● WHAT TO WORK ON
Search the entries for the word "styl". Copy every line that holds it.

++++ RECORDS

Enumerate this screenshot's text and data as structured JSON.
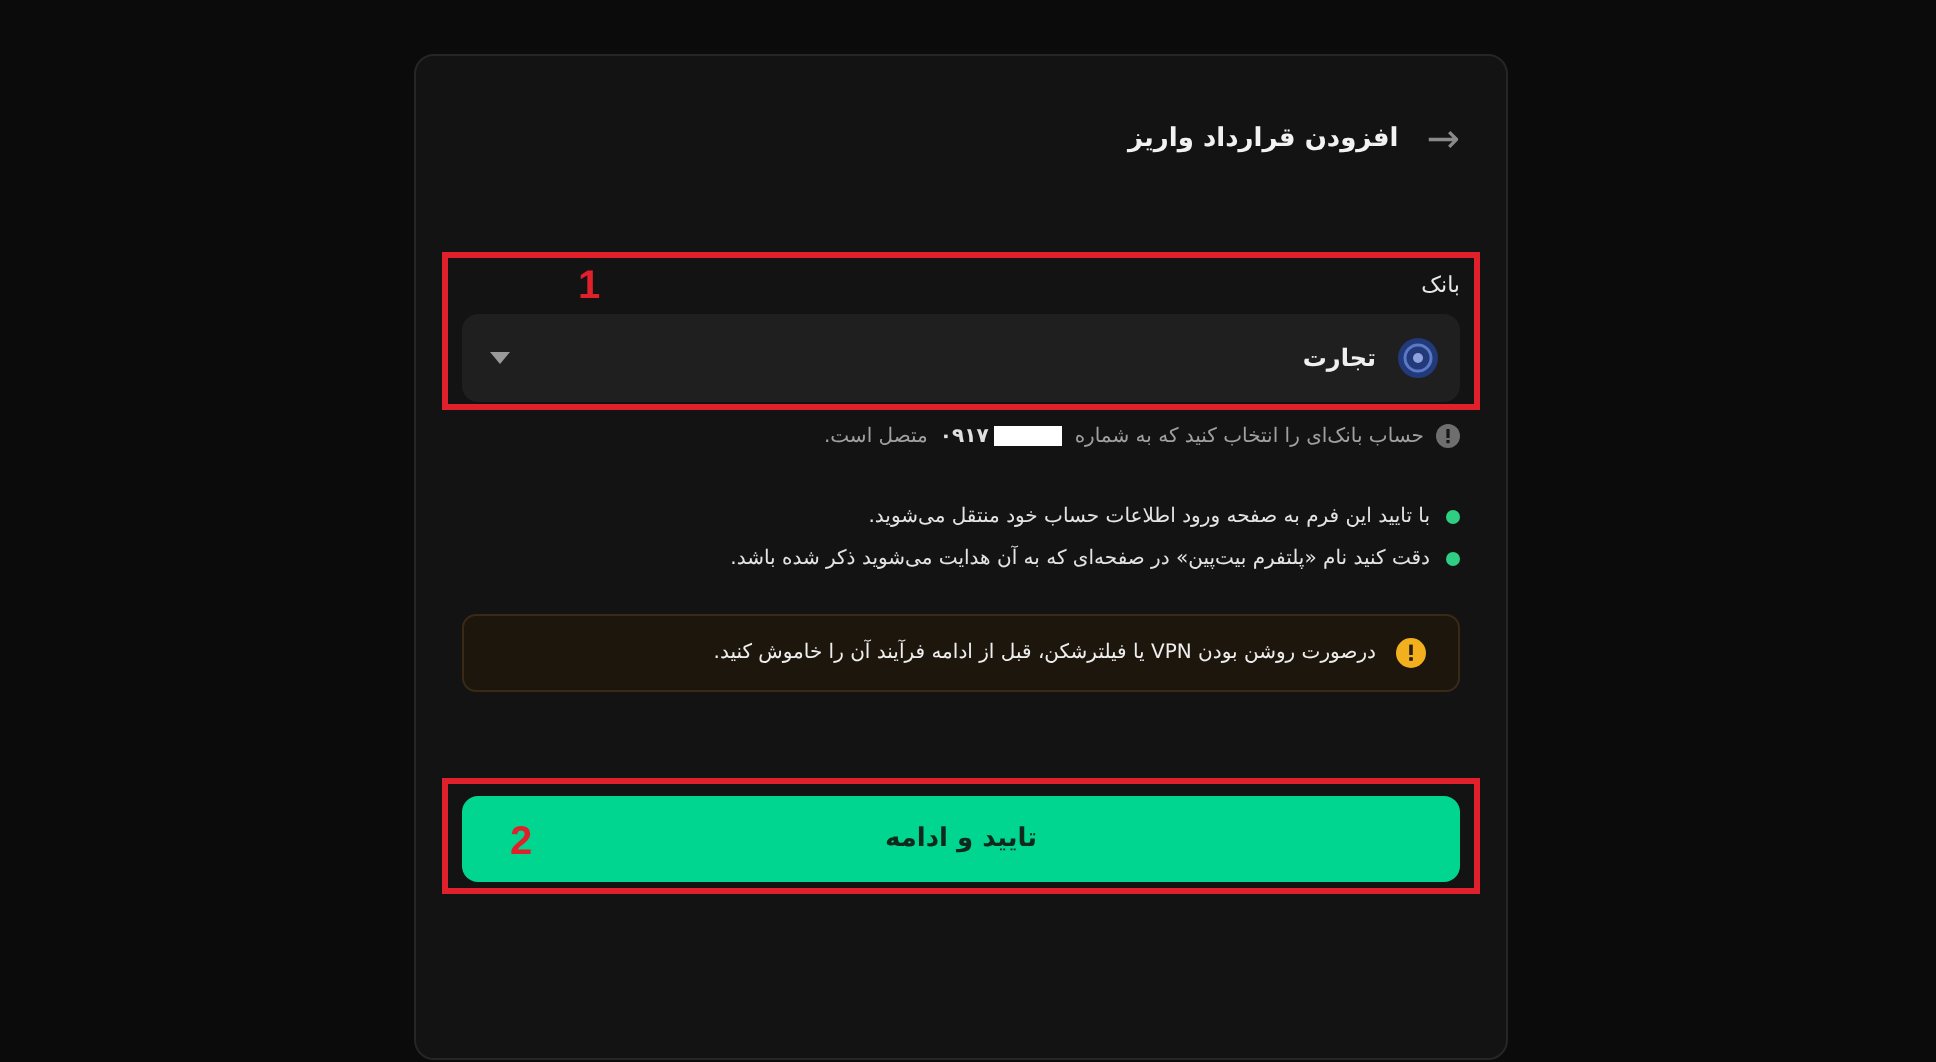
{
  "header": {
    "back_icon": "→",
    "title": "افزودن قرارداد واریز"
  },
  "bank_field": {
    "label": "بانک",
    "value": "تجارت",
    "annotation": "1"
  },
  "hint": {
    "before": "حساب بانک‌ای را انتخاب کنید که به شماره",
    "number": "۰۹۱۷",
    "after": "متصل است."
  },
  "notes": [
    {
      "text": "با تایید این فرم به صفحه ورود اطلاعات حساب خود منتقل می‌شوید."
    },
    {
      "text": "دقت کنید نام «پلتفرم بیت‌پین» در صفحه‌ای که به آن هدایت می‌شوید ذکر شده باشد."
    }
  ],
  "warning": {
    "text": "درصورت روشن بودن VPN یا فیلترشکن، قبل از ادامه فرآیند آن را خاموش کنید."
  },
  "submit": {
    "label": "تایید و ادامه",
    "annotation": "2"
  }
}
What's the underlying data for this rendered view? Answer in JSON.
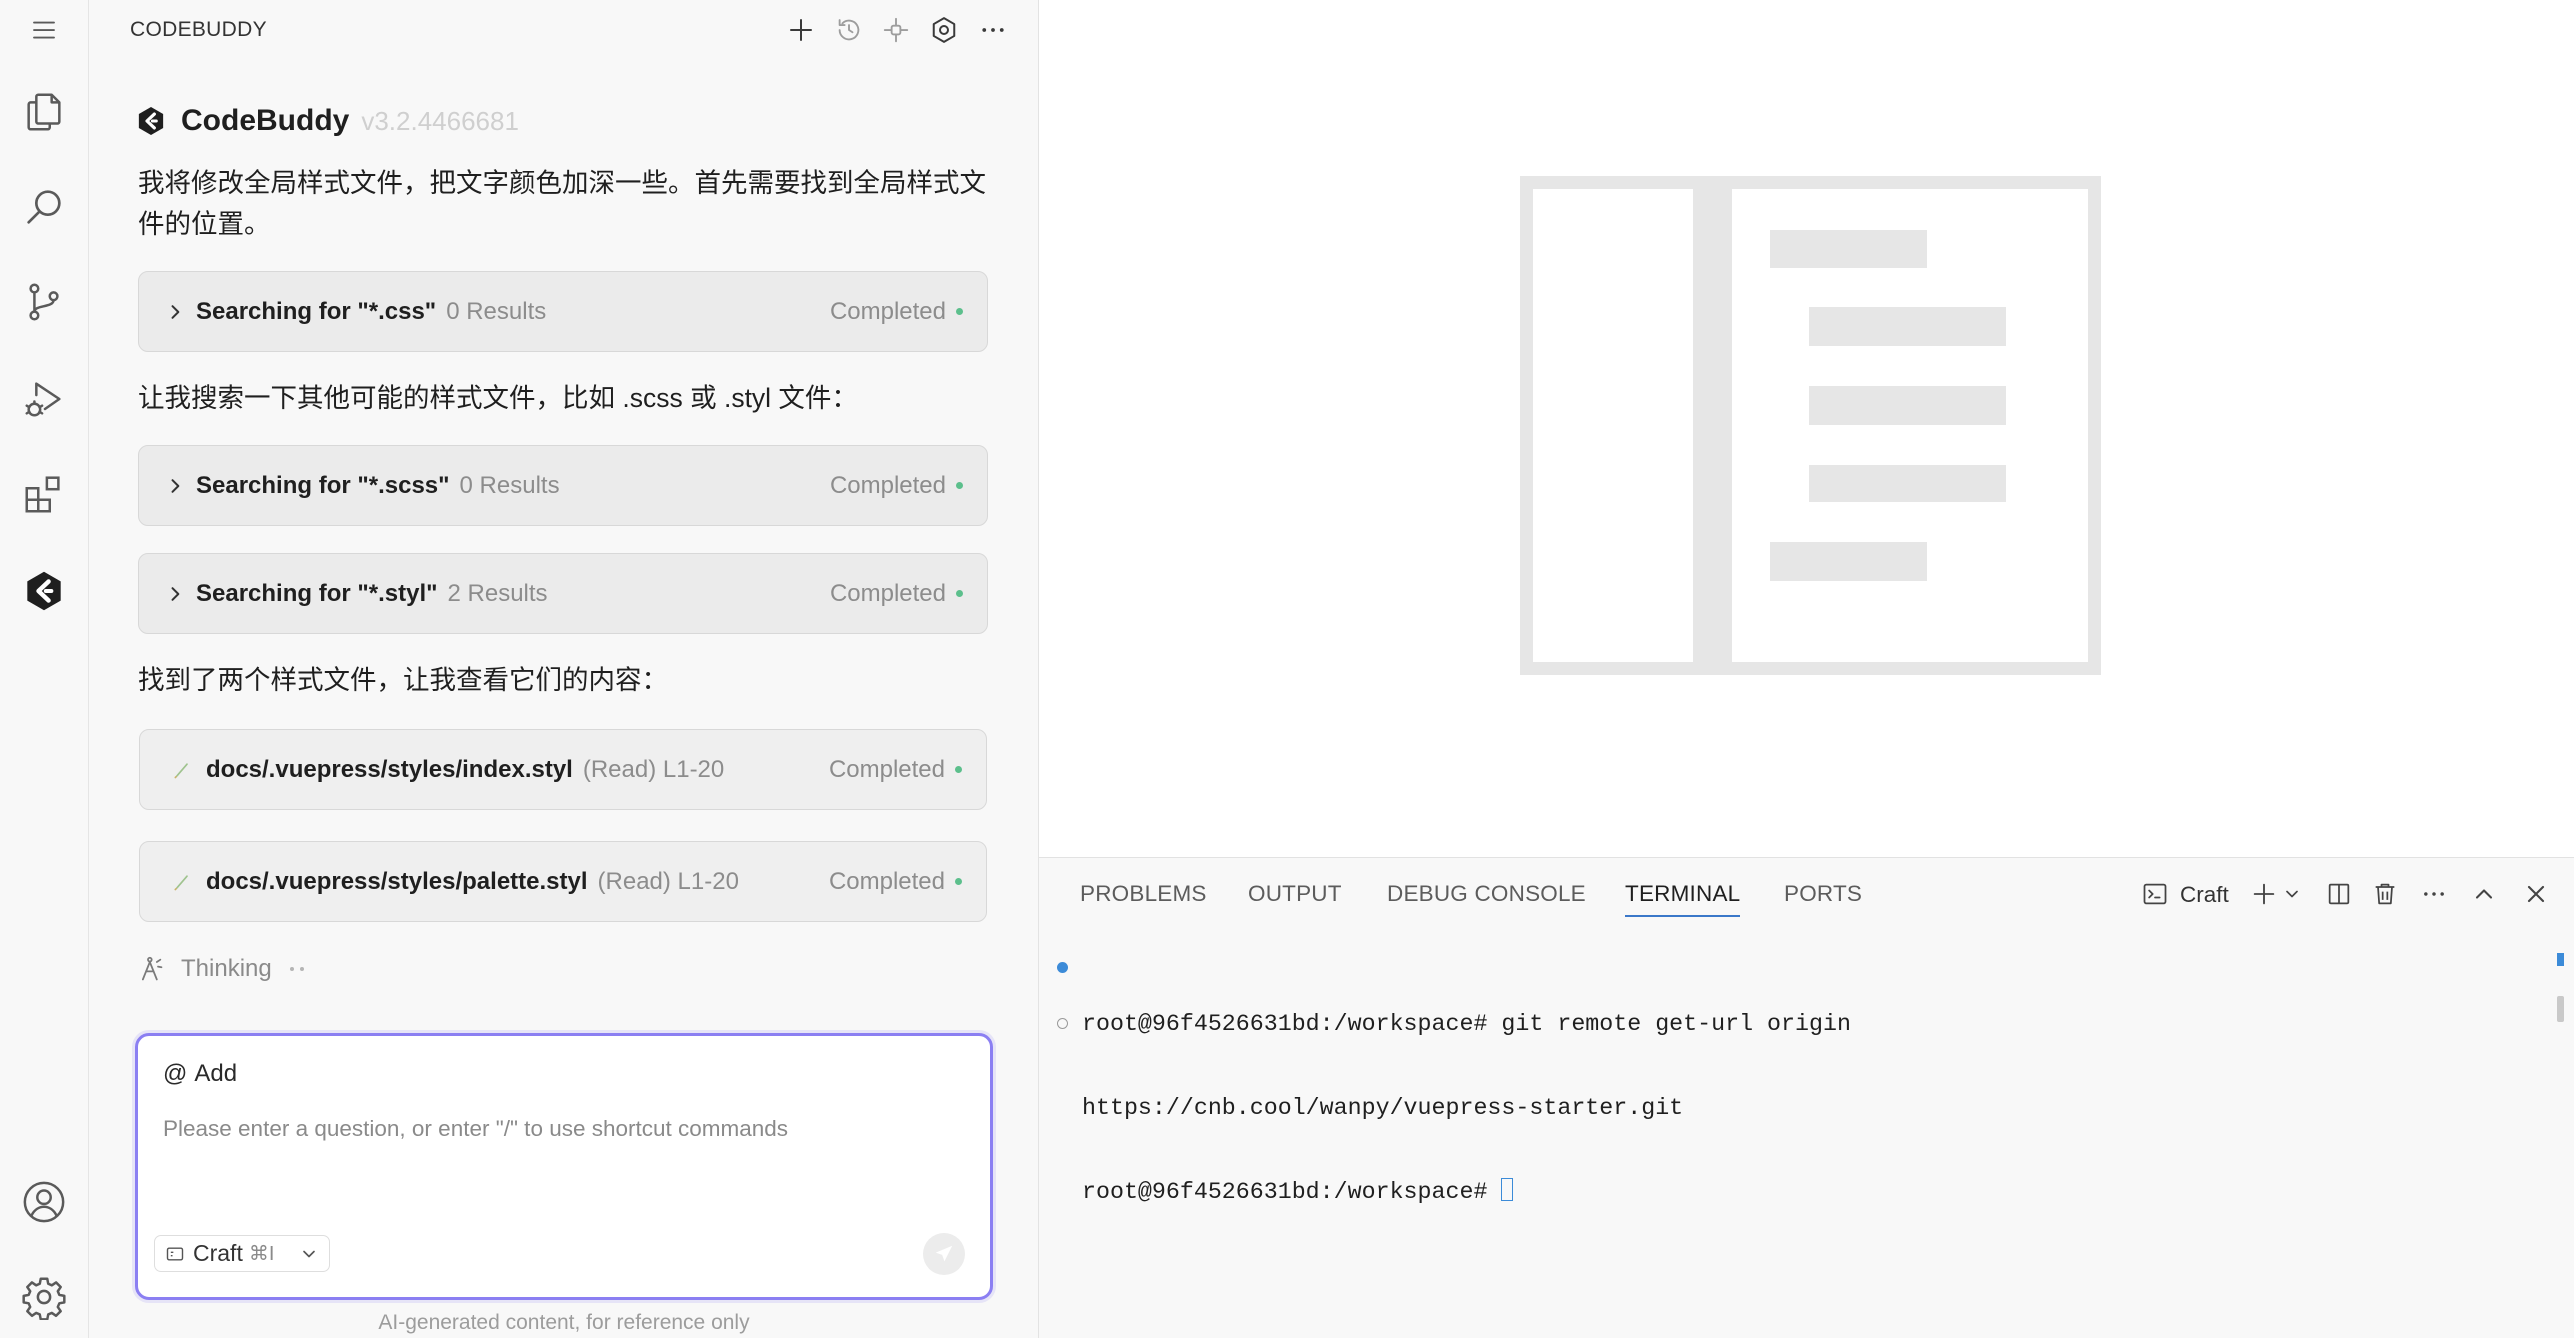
{
  "theme": {
    "accent": "#8b7ff2",
    "status_completed": "#5cbf8c",
    "terminal_dot": "#3c8bd8",
    "active_tab_underline": "#3b78c9"
  },
  "activity_bar": {
    "top_icons": [
      "menu-icon",
      "explorer-icon",
      "search-icon",
      "source-control-icon",
      "run-debug-icon",
      "extensions-icon",
      "codebuddy-icon"
    ],
    "bottom_icons": [
      "account-icon",
      "settings-icon"
    ]
  },
  "sidebar": {
    "title": "CODEBUDDY",
    "header_icons": [
      "plus-icon",
      "history-icon",
      "mcp-icon",
      "settings-icon",
      "more-icon"
    ],
    "app_name": "CodeBuddy",
    "version": "v3.2.4466681"
  },
  "chat": {
    "blocks": [
      {
        "text": "我将修改全局样式文件，把文字颜色加深一些。首先需要找到全局样式文件的位置。"
      },
      {
        "label": "Searching for \"*.css\"",
        "detail": "0 Results",
        "status": "Completed"
      },
      {
        "text": "让我搜索一下其他可能的样式文件，比如 .scss 或 .styl 文件："
      },
      {
        "label": "Searching for \"*.scss\"",
        "detail": "0 Results",
        "status": "Completed"
      },
      {
        "label": "Searching for \"*.styl\"",
        "detail": "2 Results",
        "status": "Completed"
      },
      {
        "text": "找到了两个样式文件，让我查看它们的内容："
      },
      {
        "label": "docs/.vuepress/styles/index.styl",
        "detail": "(Read) L1-20",
        "status": "Completed"
      },
      {
        "label": "docs/.vuepress/styles/palette.styl",
        "detail": "(Read) L1-20",
        "status": "Completed"
      }
    ],
    "thinking": "Thinking"
  },
  "composer": {
    "context_symbol": "@",
    "context_label": "Add",
    "placeholder": "Please enter a question, or enter \"/\" to use shortcut commands",
    "mode": "Craft",
    "mode_shortcut": "⌘I",
    "footer": "AI-generated content, for reference only"
  },
  "panel": {
    "tabs": [
      {
        "label": "PROBLEMS",
        "active": false
      },
      {
        "label": "OUTPUT",
        "active": false
      },
      {
        "label": "DEBUG CONSOLE",
        "active": false
      },
      {
        "label": "TERMINAL",
        "active": true
      },
      {
        "label": "PORTS",
        "active": false
      }
    ],
    "terminal_profile": "Craft",
    "terminal_lines": [
      "root@96f4526631bd:/workspace# git remote get-url origin",
      "https://cnb.cool/wanpy/vuepress-starter.git",
      "root@96f4526631bd:/workspace# "
    ]
  }
}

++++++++

● SOLUTION TO THIS EXERCISE
        "text": "让我搜索一下其他可能的样式文件，比如 .scss 或 .styl 文件："
        "label": "Searching for \"*.styl\"",
        "label": "docs/.vuepress/styles/index.styl",
        "label": "docs/.vuepress/styles/palette.styl",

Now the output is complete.